The portable dam, which includes traps and augers to lift the fish into holding tanks, is designed to capture every fall chinook salmon that has made it through a gauntlet of fisheries that stretches from Alaska to the river.
Once their migratory journey is halted, tribal crews sort the fish into two distinct groups: fish that were reared in one of the tribe’s two downstream hatcheries and fish that were born to naturally spawning parents upstream.
Life’s journey for the hatchery fish, which are distinguished by their clipped adipose fins, ends at the fish weir. They become food for tribal elders and area food banks.
The goal is to send the naturally spawned fish upstream to spawn, free of interference from hatchery fish, which are considered less productive than their wild counterparts and less capable of warding off predators and disease.
“There’s nothing else like this on a Puget Sound river,” noted David Troutt, natural resources director for the tribe. “It’s a pretty big tool to help us meet harvest goals and recovery goals for Puget Sound fall chinook.”
The weir, a small dam, has the support of the state Department of Fish and Wildlife, which co-manages Puget Sound salmon stocks with the treaty tribes.
“We applaud the tribe for their progressive view of salmon management,” noted Pat Pattillo, policy coordinator for the state Department of Fish and Wildlife. “We’re excited about the weir and want to see it be successful.”
When Puget Sound chinook were listed as threatened under the federal Endangered Species Act in 1999, the state Department of Fish and Wildlife, Puget Sound tribes, conservation groups, anglers and others faced the daunting task of bringing the iconic species back from the brink.
In the Nisqually watershed, the tribe took the lead and essentially had to start from scratch. That’s because native Nisqually River chinook were wiped out in the 1960s by indiscriminate mingling with hatchery fish, hydroelectric dam operations upriver and over-harvest in marine waters and the river.
The weir is part of an updated Nisqually chinook recovery plan that includes a healthy dose of habitat improvements in the watershed.

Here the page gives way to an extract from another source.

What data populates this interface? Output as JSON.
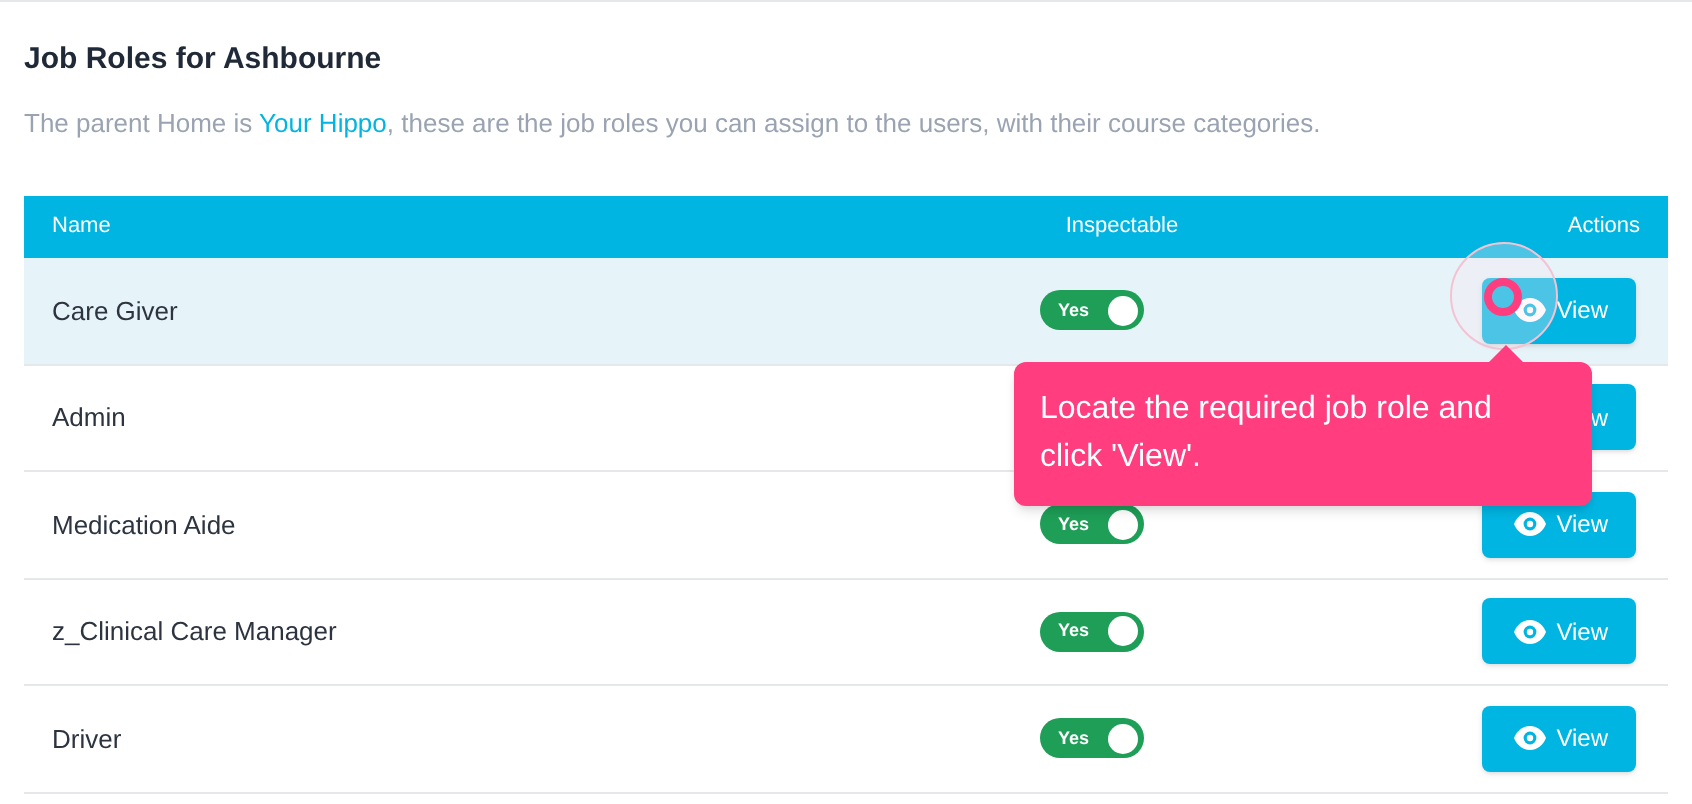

Since 2000, the tribe and its many watershed partners have protected 74 percent of the river shoreline from development, created more than 900 acres of estuary near the mouth of the river, and restored nearly 7 miles of shoreline along two of the river’s main tributaries – Ohop Creek and the Mashel River.
“Given the history of chinook salmon in the Nisqually, restoring habitat is absolutely necessary before you start worrying about the mix of hatchery and natural origin fish on the spawning grounds,” Troutt said. “To develop a local stock, we need to be sure that only natural origin fish are spawning in the river. That is where the weir comes in.”
The tribe also is experimenting with new ways to harvest chinook salmon in the river, including tangle nets and beach seining nets that allow tribal fishers to pass upstream the naturally spawning fish and keep just the hatchery fish.
More than half of the naturally spawning Nisqually chinook are captured in fisheries all along the West Coast. The goal is to keep reducing that number over time so some 2,000 naturally spawning fish can be passed upstream to spawn while still sustaining a annual harvest in the river of 10,000 to 15,000 chinook, according to the chinook-recovery plan.
The tribe purchased the weir with a $1.6 million grant from a federal hatchery-reform program. It was tested in the river late last summer, but crews had trouble keeping it stationary in the fast-flowing river.
When it was reassembled this year, it was secured by five cement anchors stationed in the woods and a heavy-duty cargo ship chain. A gate at one end of the fence can be lowered to allow boats to pass, and fish can be corralled and sorted on either side of the weir.
The fish are mechanically hoisted into a holding tank on the riverbank, where they are measured and checked for origin and sex. The natural spawners are equipped with a numbered jaw tag for use in spawning ground surveys and a DNA sample is taken for long-term monitoring of fish productivity.
“I think the weir is a good idea,” said Robert Wells, a tribal member and one of six employees who operate the weir.
“It’s going to answer a lot of questions about the fall chinook.”
This year’s weir operation has been complicated by the numbers of returning fish, which appear to be much lower than the 26,000 that were forecast. As of Thursday morning, only nine naturally spawning chinook had been passed upstream and 28 hatchery fish had been intercepted. Typically, this would be the midpoint for the chinook run in the river.
“Everybody’s a little bit on edge,” Pattillo said.
The federal permit for operation of the weir calls for at least 870 fish, regardless of origin, to spawn upstream this year, said Bob Turner, regional administrator of NOAA Fisheries’ salmon-management division.
“I think most of us expect some hatchery fish will be passed upstream this year,” Turner said, adding that the long dry-weather spell could be delaying the salmon run. “The question is, how many?”
Regardless, the weir will be a valuable tool over time, Turner said.
Sometime in October, the tribe’s crew will pull the fence out of the water in 5-foot sections and haul all the equipment away for safekeeping.
“It’s kind of like a huge carnival ride,” said tribal salmon-enhancement manager Bill St. Jean. “We truck it in and assemble it, then tear it down and truck it out.”